■ Task description: Using the records that follow, tally the lines containing the word "just" and state only the count.

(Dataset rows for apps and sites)
%%
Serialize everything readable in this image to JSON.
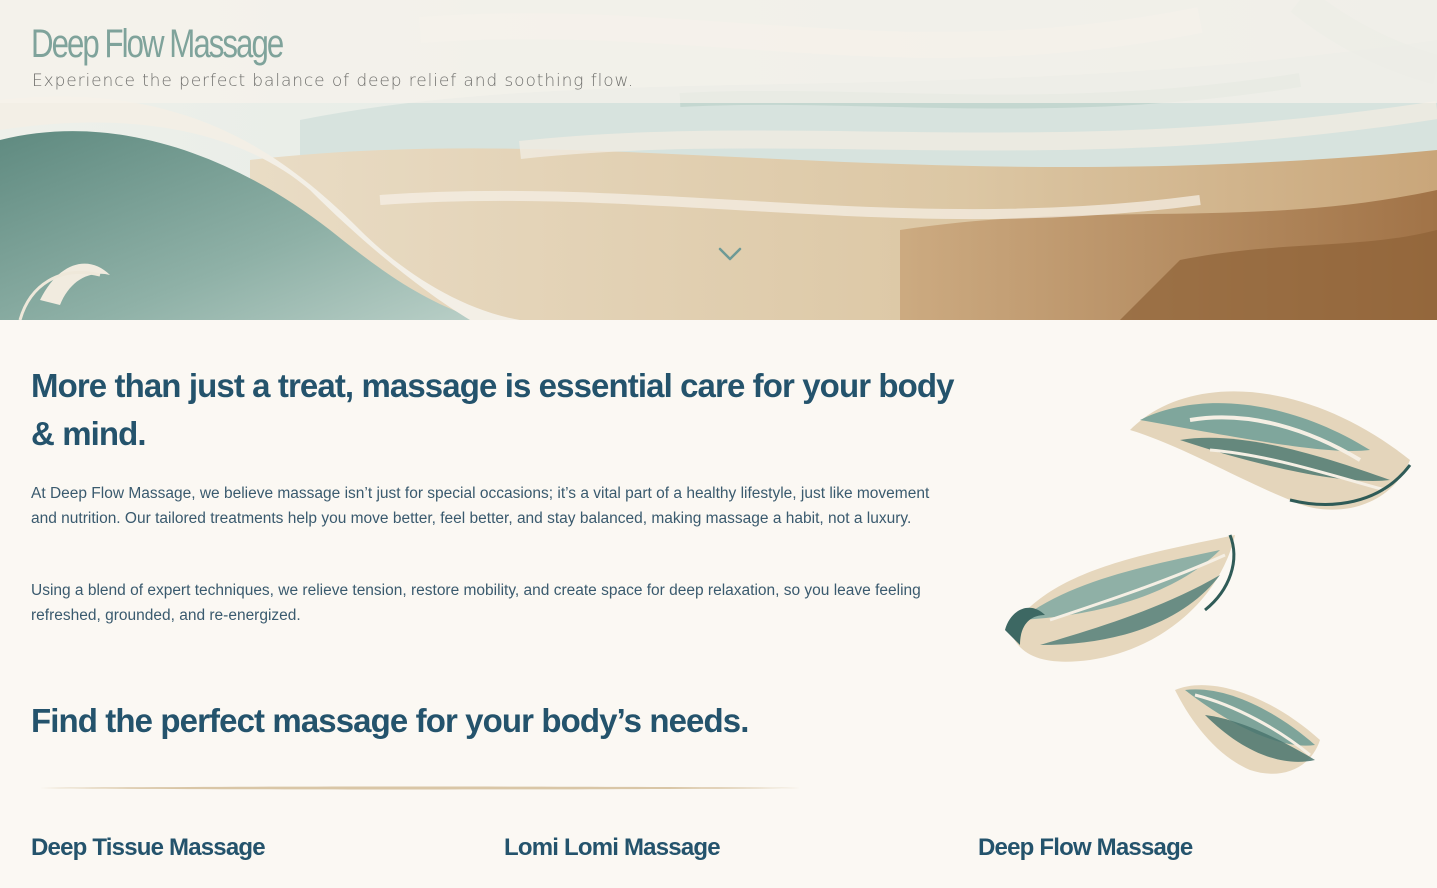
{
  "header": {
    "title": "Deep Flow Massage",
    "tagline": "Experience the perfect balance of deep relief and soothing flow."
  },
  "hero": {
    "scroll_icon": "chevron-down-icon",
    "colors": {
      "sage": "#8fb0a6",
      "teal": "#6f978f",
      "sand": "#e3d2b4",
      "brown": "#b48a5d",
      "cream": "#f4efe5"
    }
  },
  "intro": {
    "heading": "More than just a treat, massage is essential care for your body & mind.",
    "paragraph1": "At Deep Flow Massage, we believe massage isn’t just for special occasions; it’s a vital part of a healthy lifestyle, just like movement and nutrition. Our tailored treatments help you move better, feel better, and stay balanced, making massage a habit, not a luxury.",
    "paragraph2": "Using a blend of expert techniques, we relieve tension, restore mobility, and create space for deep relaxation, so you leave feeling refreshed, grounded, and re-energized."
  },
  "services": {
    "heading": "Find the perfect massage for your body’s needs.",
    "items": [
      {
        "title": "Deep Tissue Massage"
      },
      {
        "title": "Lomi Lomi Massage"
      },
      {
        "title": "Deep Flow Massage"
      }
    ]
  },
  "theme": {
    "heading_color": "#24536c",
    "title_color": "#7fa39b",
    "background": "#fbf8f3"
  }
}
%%
■ Written response: 2